◆ ENTRIES SUPPLIED
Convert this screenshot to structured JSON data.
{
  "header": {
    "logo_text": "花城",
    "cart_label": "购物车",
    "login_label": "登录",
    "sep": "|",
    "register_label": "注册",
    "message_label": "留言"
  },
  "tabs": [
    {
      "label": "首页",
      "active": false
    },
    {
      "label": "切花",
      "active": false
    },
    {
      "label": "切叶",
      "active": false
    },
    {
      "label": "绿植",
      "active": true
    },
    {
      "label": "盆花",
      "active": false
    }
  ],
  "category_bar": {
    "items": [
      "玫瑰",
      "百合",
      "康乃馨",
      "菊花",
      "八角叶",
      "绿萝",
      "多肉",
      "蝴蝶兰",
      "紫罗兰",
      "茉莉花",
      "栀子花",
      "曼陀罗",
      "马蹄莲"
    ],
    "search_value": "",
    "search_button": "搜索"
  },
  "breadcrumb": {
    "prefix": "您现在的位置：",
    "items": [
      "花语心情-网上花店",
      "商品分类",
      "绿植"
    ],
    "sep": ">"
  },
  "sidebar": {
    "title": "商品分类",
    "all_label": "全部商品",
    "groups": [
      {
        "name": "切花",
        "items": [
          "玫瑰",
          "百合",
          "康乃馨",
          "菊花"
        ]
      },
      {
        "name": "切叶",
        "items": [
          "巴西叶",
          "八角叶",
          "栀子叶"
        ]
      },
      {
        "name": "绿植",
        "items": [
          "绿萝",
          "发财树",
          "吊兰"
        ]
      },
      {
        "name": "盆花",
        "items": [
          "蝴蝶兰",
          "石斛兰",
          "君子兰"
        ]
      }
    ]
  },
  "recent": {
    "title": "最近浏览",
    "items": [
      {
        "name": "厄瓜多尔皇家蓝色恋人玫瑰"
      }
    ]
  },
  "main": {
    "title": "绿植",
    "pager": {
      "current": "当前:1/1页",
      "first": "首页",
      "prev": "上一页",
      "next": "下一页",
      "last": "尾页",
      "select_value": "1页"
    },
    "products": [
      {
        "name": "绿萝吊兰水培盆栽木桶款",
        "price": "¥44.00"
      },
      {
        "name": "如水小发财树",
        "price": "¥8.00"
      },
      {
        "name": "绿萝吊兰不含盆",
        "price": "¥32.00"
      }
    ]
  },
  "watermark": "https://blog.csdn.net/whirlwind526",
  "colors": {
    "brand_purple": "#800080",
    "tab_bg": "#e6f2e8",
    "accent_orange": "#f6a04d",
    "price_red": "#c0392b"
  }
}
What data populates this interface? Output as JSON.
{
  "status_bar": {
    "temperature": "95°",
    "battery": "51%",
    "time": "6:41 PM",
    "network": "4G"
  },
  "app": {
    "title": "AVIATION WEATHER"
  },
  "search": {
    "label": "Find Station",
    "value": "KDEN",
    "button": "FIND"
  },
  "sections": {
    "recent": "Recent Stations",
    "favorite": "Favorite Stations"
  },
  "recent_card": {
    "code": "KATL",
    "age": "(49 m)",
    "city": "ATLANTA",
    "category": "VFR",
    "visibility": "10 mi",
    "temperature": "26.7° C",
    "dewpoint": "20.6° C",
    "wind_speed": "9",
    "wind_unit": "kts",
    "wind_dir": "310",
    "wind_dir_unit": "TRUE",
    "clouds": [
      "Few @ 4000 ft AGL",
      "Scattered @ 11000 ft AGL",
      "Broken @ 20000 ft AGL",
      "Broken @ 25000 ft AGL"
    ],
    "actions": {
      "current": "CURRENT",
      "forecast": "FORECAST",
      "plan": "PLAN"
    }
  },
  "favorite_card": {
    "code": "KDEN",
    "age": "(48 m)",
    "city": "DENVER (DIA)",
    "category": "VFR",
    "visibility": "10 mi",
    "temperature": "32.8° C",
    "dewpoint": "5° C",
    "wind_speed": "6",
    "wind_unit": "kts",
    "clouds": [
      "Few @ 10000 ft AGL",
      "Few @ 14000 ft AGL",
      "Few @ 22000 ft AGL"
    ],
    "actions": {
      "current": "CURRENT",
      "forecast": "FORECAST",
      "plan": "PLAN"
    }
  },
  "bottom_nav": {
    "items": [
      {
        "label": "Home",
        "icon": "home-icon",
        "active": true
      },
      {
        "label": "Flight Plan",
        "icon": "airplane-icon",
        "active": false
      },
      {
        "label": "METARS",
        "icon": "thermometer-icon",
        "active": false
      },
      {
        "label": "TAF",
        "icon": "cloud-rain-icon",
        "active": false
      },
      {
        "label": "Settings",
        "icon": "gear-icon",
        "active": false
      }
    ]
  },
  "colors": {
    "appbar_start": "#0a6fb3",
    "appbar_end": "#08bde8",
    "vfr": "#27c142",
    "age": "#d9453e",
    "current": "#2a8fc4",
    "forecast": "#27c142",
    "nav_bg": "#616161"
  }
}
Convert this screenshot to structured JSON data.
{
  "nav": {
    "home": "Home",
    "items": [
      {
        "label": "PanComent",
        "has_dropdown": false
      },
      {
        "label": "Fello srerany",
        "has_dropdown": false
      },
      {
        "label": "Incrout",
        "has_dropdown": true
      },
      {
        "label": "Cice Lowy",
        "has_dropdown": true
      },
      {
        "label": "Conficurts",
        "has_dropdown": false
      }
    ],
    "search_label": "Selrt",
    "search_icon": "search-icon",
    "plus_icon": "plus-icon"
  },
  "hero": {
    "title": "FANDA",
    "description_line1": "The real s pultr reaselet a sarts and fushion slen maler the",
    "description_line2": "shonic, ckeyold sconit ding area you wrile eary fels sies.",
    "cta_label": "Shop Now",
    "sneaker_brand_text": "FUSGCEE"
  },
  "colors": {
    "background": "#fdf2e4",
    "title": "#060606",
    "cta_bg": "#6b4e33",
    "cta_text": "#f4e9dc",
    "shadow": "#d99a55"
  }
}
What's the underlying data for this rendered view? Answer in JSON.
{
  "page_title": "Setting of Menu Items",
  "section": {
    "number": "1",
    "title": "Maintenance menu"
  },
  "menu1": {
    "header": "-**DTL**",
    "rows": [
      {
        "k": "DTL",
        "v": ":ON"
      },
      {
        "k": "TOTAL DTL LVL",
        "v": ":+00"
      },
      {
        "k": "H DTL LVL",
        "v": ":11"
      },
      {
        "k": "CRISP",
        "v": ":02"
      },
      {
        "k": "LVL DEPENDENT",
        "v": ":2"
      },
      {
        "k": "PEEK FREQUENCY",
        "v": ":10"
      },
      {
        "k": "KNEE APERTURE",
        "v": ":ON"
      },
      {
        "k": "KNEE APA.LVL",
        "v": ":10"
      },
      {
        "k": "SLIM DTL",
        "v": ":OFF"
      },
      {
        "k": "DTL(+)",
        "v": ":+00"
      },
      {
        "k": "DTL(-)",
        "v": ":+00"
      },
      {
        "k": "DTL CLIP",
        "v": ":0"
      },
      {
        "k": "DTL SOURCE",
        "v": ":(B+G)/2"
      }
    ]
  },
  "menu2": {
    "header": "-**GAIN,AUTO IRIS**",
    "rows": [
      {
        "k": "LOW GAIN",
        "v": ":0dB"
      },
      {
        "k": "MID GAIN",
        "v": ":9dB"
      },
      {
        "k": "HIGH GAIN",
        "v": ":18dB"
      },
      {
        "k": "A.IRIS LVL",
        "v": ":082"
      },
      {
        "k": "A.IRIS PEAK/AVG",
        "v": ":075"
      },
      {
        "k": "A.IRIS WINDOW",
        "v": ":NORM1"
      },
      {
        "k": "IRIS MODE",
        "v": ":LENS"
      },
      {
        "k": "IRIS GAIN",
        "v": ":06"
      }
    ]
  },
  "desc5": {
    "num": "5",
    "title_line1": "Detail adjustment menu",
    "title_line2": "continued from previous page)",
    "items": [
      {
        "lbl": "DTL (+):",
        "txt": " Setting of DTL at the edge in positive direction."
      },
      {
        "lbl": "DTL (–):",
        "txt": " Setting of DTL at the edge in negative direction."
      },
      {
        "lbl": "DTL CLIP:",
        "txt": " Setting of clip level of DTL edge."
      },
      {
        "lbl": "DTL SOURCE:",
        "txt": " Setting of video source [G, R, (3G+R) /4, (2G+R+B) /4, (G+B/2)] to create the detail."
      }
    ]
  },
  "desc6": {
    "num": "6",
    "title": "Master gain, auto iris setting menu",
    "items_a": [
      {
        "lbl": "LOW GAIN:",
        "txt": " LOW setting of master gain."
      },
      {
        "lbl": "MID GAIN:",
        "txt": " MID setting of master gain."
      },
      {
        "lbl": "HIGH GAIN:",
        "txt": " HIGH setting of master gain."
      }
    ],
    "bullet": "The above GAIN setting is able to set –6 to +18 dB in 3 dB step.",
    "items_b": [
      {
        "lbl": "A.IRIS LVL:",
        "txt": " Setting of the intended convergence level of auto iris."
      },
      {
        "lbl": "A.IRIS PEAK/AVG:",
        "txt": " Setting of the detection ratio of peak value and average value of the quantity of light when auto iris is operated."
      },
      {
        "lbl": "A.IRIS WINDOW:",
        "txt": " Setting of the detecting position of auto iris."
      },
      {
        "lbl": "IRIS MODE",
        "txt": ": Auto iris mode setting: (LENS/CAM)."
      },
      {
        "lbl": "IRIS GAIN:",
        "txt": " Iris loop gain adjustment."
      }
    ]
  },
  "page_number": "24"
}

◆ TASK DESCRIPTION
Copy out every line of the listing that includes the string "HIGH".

◆ WRITTEN ANSWER
        "k": "HIGH GAIN",
        "lbl": "HIGH GAIN:",
        "txt": " HIGH setting of master gain."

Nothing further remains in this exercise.